May 21, 2004
May 21, 2004
When summer finally arrives and the sweltering sun starts beating down, many of us start thinking about putting in a pool, of taking that dreamy dip to cool down. But according to Rob Danieli of Alka Pool Construction in Burnaby, B.C., the middle of summer is the worst time to start looking into pool construction. You "should plan a pool well before the pool season begins," he advises, "and do so carefully and properly without being rushed."Building considerations

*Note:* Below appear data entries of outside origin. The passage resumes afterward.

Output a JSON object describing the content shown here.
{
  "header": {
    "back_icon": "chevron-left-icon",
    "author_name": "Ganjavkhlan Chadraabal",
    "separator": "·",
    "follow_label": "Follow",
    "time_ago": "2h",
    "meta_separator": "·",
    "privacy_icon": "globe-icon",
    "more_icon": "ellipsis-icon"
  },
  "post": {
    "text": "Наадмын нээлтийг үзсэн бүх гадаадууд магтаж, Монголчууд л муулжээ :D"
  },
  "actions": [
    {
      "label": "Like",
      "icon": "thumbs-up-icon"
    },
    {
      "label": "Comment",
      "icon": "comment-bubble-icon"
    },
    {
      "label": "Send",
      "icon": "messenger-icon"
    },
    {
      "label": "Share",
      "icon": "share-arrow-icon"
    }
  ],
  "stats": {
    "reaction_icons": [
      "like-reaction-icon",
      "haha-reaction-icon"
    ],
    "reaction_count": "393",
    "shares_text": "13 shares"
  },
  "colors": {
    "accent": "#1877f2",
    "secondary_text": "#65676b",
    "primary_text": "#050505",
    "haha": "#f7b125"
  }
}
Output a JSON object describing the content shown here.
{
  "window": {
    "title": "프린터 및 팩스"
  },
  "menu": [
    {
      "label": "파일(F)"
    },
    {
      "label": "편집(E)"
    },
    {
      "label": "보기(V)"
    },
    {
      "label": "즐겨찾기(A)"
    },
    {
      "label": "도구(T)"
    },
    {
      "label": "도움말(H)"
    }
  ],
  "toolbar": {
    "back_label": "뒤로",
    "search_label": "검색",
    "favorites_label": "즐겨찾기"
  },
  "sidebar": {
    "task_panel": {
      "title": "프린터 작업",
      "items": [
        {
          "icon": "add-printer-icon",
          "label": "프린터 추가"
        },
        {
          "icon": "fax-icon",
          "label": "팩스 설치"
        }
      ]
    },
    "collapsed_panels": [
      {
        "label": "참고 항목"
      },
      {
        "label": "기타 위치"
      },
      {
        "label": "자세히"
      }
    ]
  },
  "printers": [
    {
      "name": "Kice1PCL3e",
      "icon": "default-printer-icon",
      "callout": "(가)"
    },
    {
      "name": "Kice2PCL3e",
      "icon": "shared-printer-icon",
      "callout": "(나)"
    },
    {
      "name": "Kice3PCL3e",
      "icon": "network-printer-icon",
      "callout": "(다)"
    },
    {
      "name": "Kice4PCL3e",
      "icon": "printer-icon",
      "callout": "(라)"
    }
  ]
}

Building a pool takes more than just digging a hole in the ground. In fact, you need a minimum of two months just to build and another month to get a permit from the city. Every municipality has different rules. In one area of Vancouver, says Rob, a pool can go right up to a property line, but in another you need five feet.
Your contractor, pool builder or landscape architect will evaluate the property's size, its access for machinery and its landscaping, among other things.Types of pools
With concrete pools starting at about $30,000, you want to make sure everyone enjoys it. Rob is keen to discuss a family's needs from the get-go. “We're doing a lot of play pools now, with two shallow ends and a deep end in the middle for installing a volleyball net,” he says. “With young families, there seem to be real practical issues; then there's the flipside where people want the backyard to look like a resort.”
What kind of pool is right for you? Here are a few of the latest incarnations, according to The Pool Idea Book (The Taunton Press, 2004) by Lee Anne White:
Architectural: Custom-built to reflect the home's design elements
Naturalistic: Designed to blend seamlessly with the outdoor surroundings
Lap: Long, narrow lane created for aerobic purposes
Recreational: Designed for swimming, floating, water volleyball, et cetera.
Spa: Built for relaxation, with massage jets, flexible seating and temperature control
Regardless of the type of pool you select, safety is of prime concern. Fences are required by most towns and insurance companies, to protect neighbours and small children. You'll need at least three-and-a-half to four feet of nonclimbable fence. Any gates that lead to the pool area must be self-closing or self-latching. In some municipalities, any doors to the backyard must have self-closers as well. Lighting is also essential, not only to illuminate nighttime swimming but also to ensure no one accidentally falls into the pool. In fact, more and more people are looking to automatic safety covers to protect wet missteps. According to Rob, sales of these pool covers have increased 200 to 300 per cent this year, even at a cost of $12,000 to $18,000. The reason: These automatic safety covers completely seal the pool and can only be removed with a key.
You may also want to consider an insulated pool cover, another feature gaining popularity. Some people, says Rob, are returning to the more traditional linear pool shapes to take advantage of these covers that help to reduce exorbitant heating costs. Another helpful tool, especially if you hate maintenance work, is a self-cleaning system built right into the floor of the pool.
Turning a basic pool into a pleasing outdoor space is all in the details. “Spice up your pool by adding ceramic tile or colour plaster in teal, green or blue,” says Rob. “In terms of landscaping, my favourite choice is to add a water feature like sculpted faux rock, which is just brilliant, or a ‘sheer descent,' a clear sheet that comes out of the pool. The sound of running water is soothing.” Consider decking material like stone for the pool steps and smooth edging for easy handhold and to eliminate bathing-suit snags.
When you're ready to break ground, consult the Master Pools Guild website for ideas and resources, get referrals from friends and neighbours, and do your homework. “Most people buy pools through emotion rather than logic,” says Rob. “Anyone who's looking to buy something that's a minimum of 30K really has to do some research. Ignorance is bliss, but it costs you money.”